Starbucks lost a significant trademark appeal before a panel of three judges of the U.S. Court of Appeals for the Second Circuit in a case that it had brought against a small coffee shop that had named itself "CHARBUCKS".
Starbucks had filed a trademark infringement and dilution suit in federal court in New York against Black Bear Micro Roastery, which is operating a "CHARBUCKS"-named coffee shop in Tuftsboro, New Hampshire.
Starbucks' legal claim rested almost entirely on the theory that the play on the word STARBUCKS by Black Bear constituted dilution by blurring.
Blurring is a species of trademark dilution that does not require that consumers are confused into thinking that the Plaintiff makes, endorses or sponsors the Defendant's products or services, but merely that the unauthorized use is likely to "blur" the mark's distinctive quality.
Blurring is distinct from the tarnishment theory of dilution, which seeks to determine if the famous mark is being called into disrepute by association with unsavory themes or words.
After a two day bench trial, the District Court rejected Starbucks' evidence, and found that the Defendant's use was not likely to blur the fame or distinctiveness of the famous Seattle coffee brand.

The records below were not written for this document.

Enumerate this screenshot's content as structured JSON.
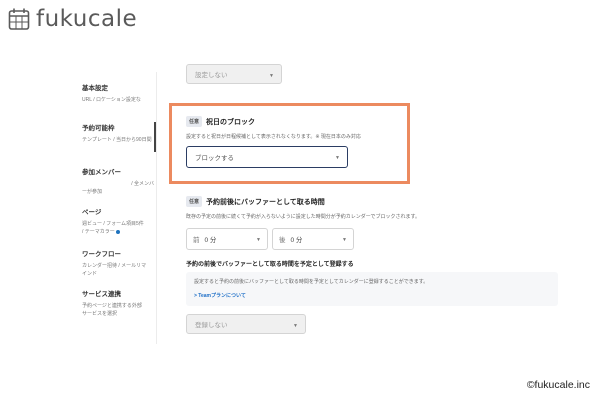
{
  "brand": {
    "name": "fukucale",
    "logo_icon": "calendar-icon"
  },
  "sidebar": {
    "items": [
      {
        "title": "基本設定",
        "desc": "URL / ロケーション設定な"
      },
      {
        "title": "予約可能枠",
        "desc": "テンプレート / 当日から90日間"
      },
      {
        "title": "参加メンバー",
        "desc": "/ 全メンバ",
        "desc2": "ーが参加"
      },
      {
        "title": "ページ",
        "desc": "週ビュー / フォーム項目5件",
        "desc2": "/ テーマカラー"
      },
      {
        "title": "ワークフロー",
        "desc": "カレンダー招待 / メールリマ",
        "desc2": "インド"
      },
      {
        "title": "サービス連携",
        "desc": "予約ページと連携する外部",
        "desc2": "サービスを選択"
      }
    ]
  },
  "top_select": {
    "value": "設定しない"
  },
  "holiday_block": {
    "badge": "任意",
    "title": "祝日のブロック",
    "desc": "設定すると祝日が日程候補として表示されなくなります。※ 現在日本のみ対応",
    "select_value": "ブロックする"
  },
  "buffer": {
    "badge": "任意",
    "title": "予約前後にバッファーとして取る時間",
    "desc": "既存の予定の前後に続くて予約が入らないように設定した時間分が予約カレンダーでブロックされます。",
    "before_prefix": "前",
    "before_value": "0 分",
    "after_prefix": "後",
    "after_value": "0 分"
  },
  "register": {
    "title": "予約の前後でバッファーとして取る時間を予定として登録する",
    "info": "設定すると予約の前後にバッファーとして取る時間を予定としてカレンダーに登録することができます。",
    "link": "> Teamプランについて",
    "select_value": "登録しない"
  },
  "copyright": "©fukucale.inc",
  "colors": {
    "highlight": "#ec8a5f",
    "link": "#1e6fc7"
  }
}
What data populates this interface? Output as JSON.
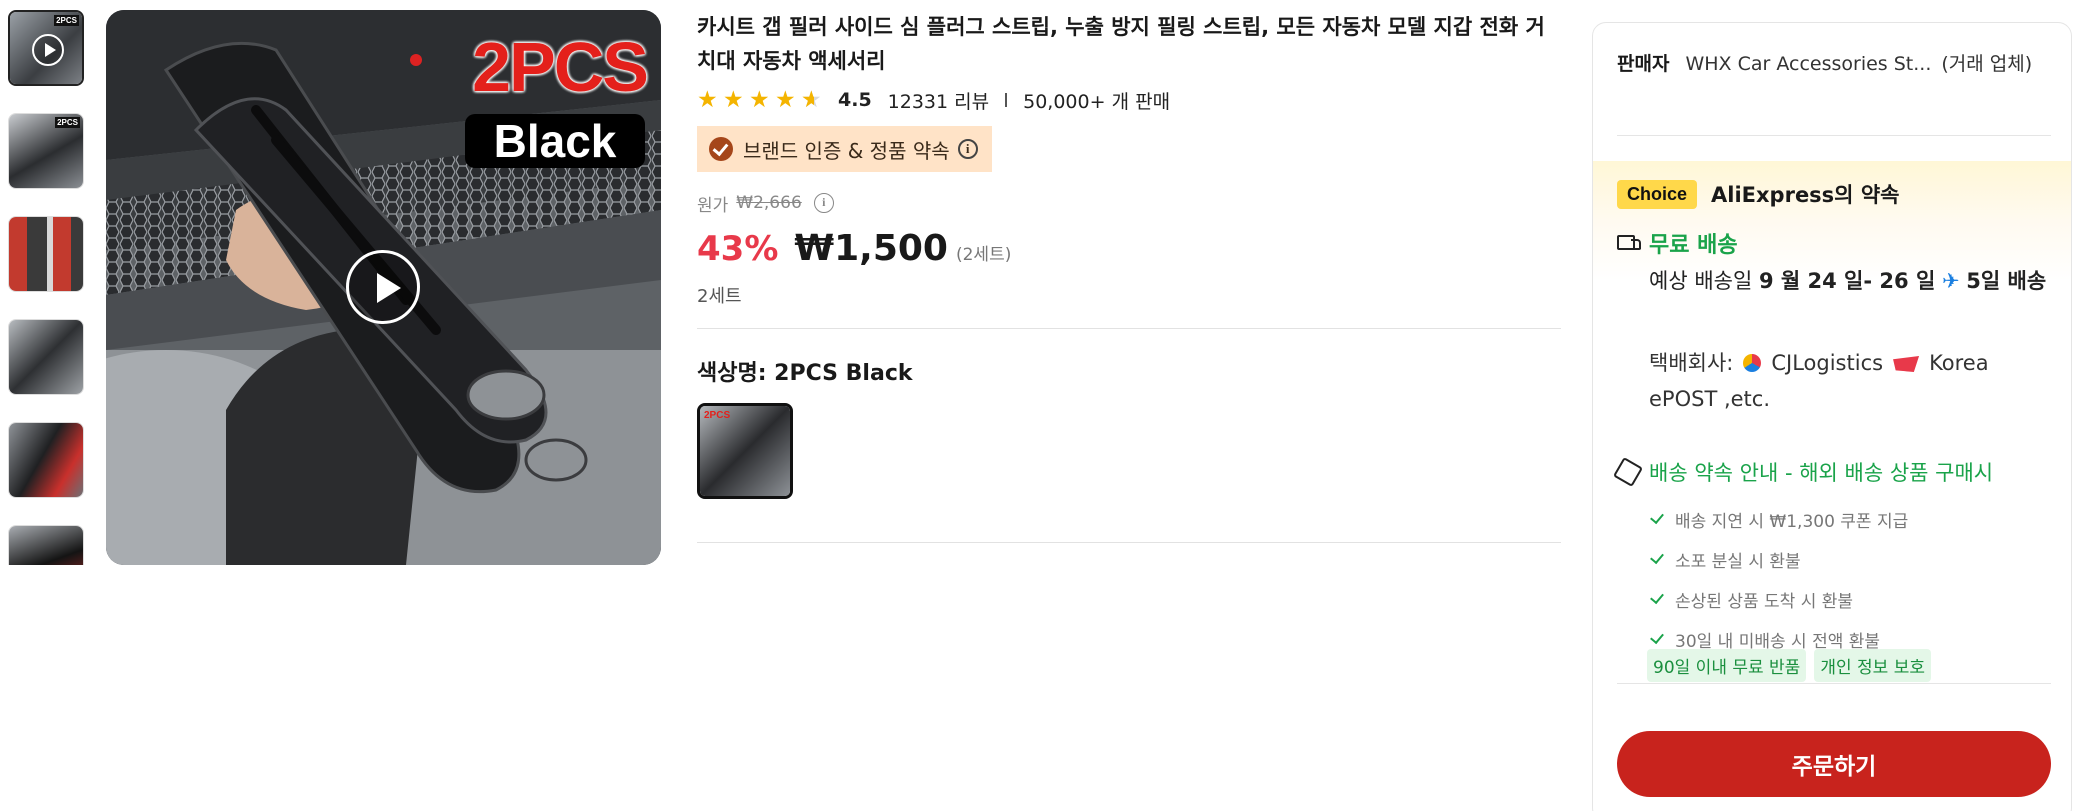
{
  "gallery": {
    "badge_main": "2PCS",
    "badge_color": "Black",
    "thumbnail_count": 6
  },
  "product": {
    "title": "카시트 갭 필러 사이드 심 플러그 스트립, 누출 방지 필링 스트립, 모든 자동차 모델 지갑 전화 거치대 자동차 액세서리",
    "rating": "4.5",
    "stars": 4.5,
    "reviews": "12331 리뷰",
    "sold": "50,000+ 개 판매",
    "brand_badge": "브랜드 인증 & 정품 약속",
    "original_label": "원가",
    "original_price": "₩2,666",
    "discount": "43%",
    "price": "₩1,500",
    "unit": "(2세트)",
    "set_text": "2세트",
    "color_label": "색상명: 2PCS Black",
    "swatch_tag": "2PCS"
  },
  "panel": {
    "seller_label": "판매자",
    "seller_name": "WHX Car Accessories St...",
    "seller_note": "(거래 업체)",
    "choice_badge": "Choice",
    "choice_title": "AliExpress의 약속",
    "free_shipping": "무료 배송",
    "est_prefix": "예상 배송일",
    "est_dates": "9 월 24 일- 26 일",
    "est_days": "5일 배송",
    "carrier_prefix": "택배회사:",
    "carrier_1": "CJLogistics",
    "carrier_2": "Korea ePOST ,etc.",
    "promise_title": "배송 약속 안내 - 해외 배송 상품 구매시",
    "promise_items": [
      "배송 지연 시 ₩1,300 쿠폰 지급",
      "소포 분실 시 환불",
      "손상된 상품 도착 시 환불",
      "30일 내 미배송 시 전액 환불"
    ],
    "tags": [
      "90일 이내 무료 반품",
      "개인 정보 보호"
    ],
    "order_button": "주문하기"
  },
  "colors": {
    "price_red": "#e8394a",
    "green": "#1aa34a",
    "order_button": "#c8231d",
    "choice_yellow": "#ffd84a",
    "brand_bg": "#ffe3c7"
  }
}
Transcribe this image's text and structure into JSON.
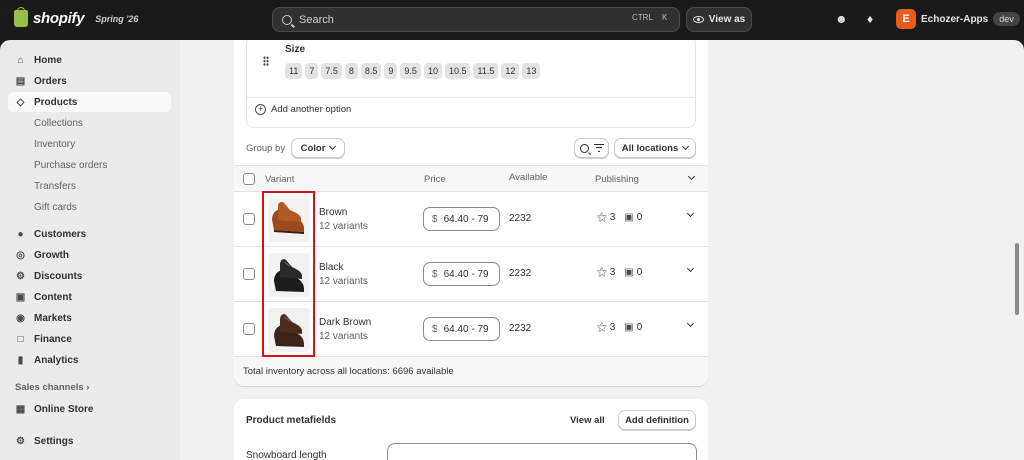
{
  "topbar": {
    "brand": "shopify",
    "edition": "Spring '26",
    "search_placeholder": "Search",
    "search_shortcut_1": "CTRL",
    "search_shortcut_2": "K",
    "view_as_label": "View as",
    "store_initial": "E",
    "store_name": "Echozer-Apps",
    "store_badge": "dev"
  },
  "sidebar": {
    "items": [
      {
        "label": "Home"
      },
      {
        "label": "Orders"
      },
      {
        "label": "Products"
      },
      {
        "label": "Customers"
      },
      {
        "label": "Growth"
      },
      {
        "label": "Discounts"
      },
      {
        "label": "Content"
      },
      {
        "label": "Markets"
      },
      {
        "label": "Finance"
      },
      {
        "label": "Analytics"
      },
      {
        "label": "Online Store"
      },
      {
        "label": "Settings"
      }
    ],
    "product_subitems": [
      "Collections",
      "Inventory",
      "Purchase orders",
      "Transfers",
      "Gift cards"
    ],
    "sales_channels_label": "Sales channels"
  },
  "options": {
    "name": "Size",
    "values": [
      "11",
      "7",
      "7.5",
      "8",
      "8.5",
      "9",
      "9.5",
      "10",
      "10.5",
      "11.5",
      "12",
      "13"
    ],
    "add_option_label": "Add another option"
  },
  "variants_toolbar": {
    "group_by_label": "Group by",
    "group_by_value": "Color",
    "locations_label": "All locations"
  },
  "table": {
    "headers": {
      "variant": "Variant",
      "price": "Price",
      "available": "Available",
      "publishing": "Publishing"
    },
    "rows": [
      {
        "name": "Brown",
        "variants": "12 variants",
        "currency": "$",
        "price": "64.40 - 79",
        "available": "2232",
        "pub_a": "3",
        "pub_b": "0"
      },
      {
        "name": "Black",
        "variants": "12 variants",
        "currency": "$",
        "price": "64.40 - 79",
        "available": "2232",
        "pub_a": "3",
        "pub_b": "0"
      },
      {
        "name": "Dark Brown",
        "variants": "12 variants",
        "currency": "$",
        "price": "64.40 - 79",
        "available": "2232",
        "pub_a": "3",
        "pub_b": "0"
      }
    ],
    "footer": "Total inventory across all locations: 6696 available"
  },
  "metafields": {
    "title": "Product metafields",
    "view_all": "View all",
    "add_definition": "Add definition",
    "field_label": "Snowboard length"
  },
  "colors": {
    "highlight": "#d0141a",
    "brown_shoe": "#9a4a1c",
    "black_shoe": "#1c1c1c",
    "dark_brown_shoe": "#3d2217"
  }
}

Starbucks subsequently appealed, and this week, a panel of three judges unanimously agreed that Starbucks had failed to carry its burden of proof at trial. Starbucks has said that it respects but disagrees with the panel's decision. Starbucks may seek review by the entire Circuit Court, in a rare but not unprecedented legal maneuver.